We are excited to be part of a team helping teachers do this using fake news in agriculture as an example.
Part of what the students will find out is what is fake news in Australia is not necessarily fake news in other countries. This helps to reinforce the message that there is not a one size fits all solution to the challenges our farmers face to grow food and natural fibres on the hottest, driest inhabited continent
What does a Fake News lesson plan look like?
A quick summary of it might look something like this
- Teachers ask the question, “What is Fake News?’
- Students discuss their ideas.
- Class teachers can facilitate the discussion by making a brainstorm of their answers.
- Younger students, play the ‘Get Bad News’ game to help them understand the process of creating fake news and the effect it has globally;
- Older students play the ‘BBC iReporter’ game for older classes.
- As a class, google the following:
- Hormones in milk in Australia
- Hormones in chicken
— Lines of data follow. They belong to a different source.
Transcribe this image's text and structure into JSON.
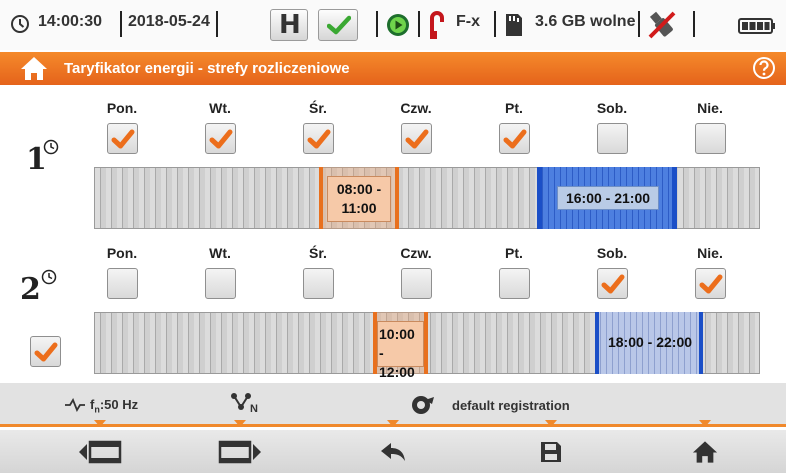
{
  "status": {
    "time": "14:00:30",
    "date": "2018-05-24",
    "hold_label": "H",
    "clamp_label": "F-x",
    "memory": "3.6 GB wolne"
  },
  "header": {
    "title": "Taryfikator energii - strefy rozliczeniowe"
  },
  "zone1": {
    "days": [
      {
        "label": "Pon.",
        "checked": true
      },
      {
        "label": "Wt.",
        "checked": true
      },
      {
        "label": "Śr.",
        "checked": true
      },
      {
        "label": "Czw.",
        "checked": true
      },
      {
        "label": "Pt.",
        "checked": true
      },
      {
        "label": "Sob.",
        "checked": false
      },
      {
        "label": "Nie.",
        "checked": false
      }
    ],
    "ranges": [
      {
        "line1": "08:00 -",
        "line2": "11:00"
      },
      {
        "text": "16:00 - 21:00"
      }
    ]
  },
  "zone2": {
    "enabled": true,
    "days": [
      {
        "label": "Pon.",
        "checked": false
      },
      {
        "label": "Wt.",
        "checked": false
      },
      {
        "label": "Śr.",
        "checked": false
      },
      {
        "label": "Czw.",
        "checked": false
      },
      {
        "label": "Pt.",
        "checked": false
      },
      {
        "label": "Sob.",
        "checked": true
      },
      {
        "label": "Nie.",
        "checked": true
      }
    ],
    "ranges": [
      {
        "line1": "10:00 -",
        "line2": "12:00"
      },
      {
        "text": "18:00 - 22:00"
      }
    ]
  },
  "infobar": {
    "freq": "f",
    "freq_sub": "n",
    "freq_value": ":50 Hz",
    "network_sub": "N",
    "registration": "default registration"
  },
  "colors": {
    "accent": "#f0892c",
    "check": "#ec6e1c",
    "range_blue": "#1b4fc7"
  },
  "icons": [
    "clock-icon",
    "hold-icon",
    "check-icon",
    "record-icon",
    "clamp-icon",
    "sd-card-icon",
    "no-usb-icon",
    "battery-icon",
    "home-icon",
    "help-icon",
    "zone-1-icon",
    "zone-2-icon",
    "waveform-icon",
    "network-icon",
    "registration-icon",
    "prev-screen-icon",
    "next-screen-icon",
    "back-icon",
    "save-icon",
    "home-icon"
  ]
}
Teachers might then invite the students to break into groups for a wider discussion and share their learnings with the community via their Archibull Prize ( secondary schools) or Kreative Koalas ( primary schools) digital learning journal
The aim of each task is for the students to create and present a short presentation of their findings at the end of the lesson
Tasks could look like this
- Group 1 – Look at fake news as a concept. What is it? How does it happen? Can they create a checklist to help other students to spot fake news?
- Group 2 – Investigate what the media gains by spreading fake news. Present an explanation of their findings.
- Group 3 – What’s a credible resource? What’s credible science? Students investigate these 2 headings and provide short explanations of both.
(Group 2 and 3 could also create visuals (such as a poster or comic strip) to accompany their work.
- Group 4 – Invite the students to discuss the ethics around deceptive advertising and its consequences. Students can use the Consequence Wheel for this exercise
Some resources the teachers might use:
We live in an age of ‘fake news’. But Australian children are not learning enough about media literacy
Beyond fact-checking: 5 things schools should do to foster news literacy
The media exaggerates negative news. This distortion has consequences
We look forward to sharing the students agricultural flavoured journey to detect biases and agendas in media and feel empowered to distinguish fact from fiction, be savvy consumers, and learn to advocate for public good?
And this very important feedback from a teacher. Another question agriculture can ask itself.
Is our succession plan and capacity to spark interest in careers in agriculture reaching young people where they are at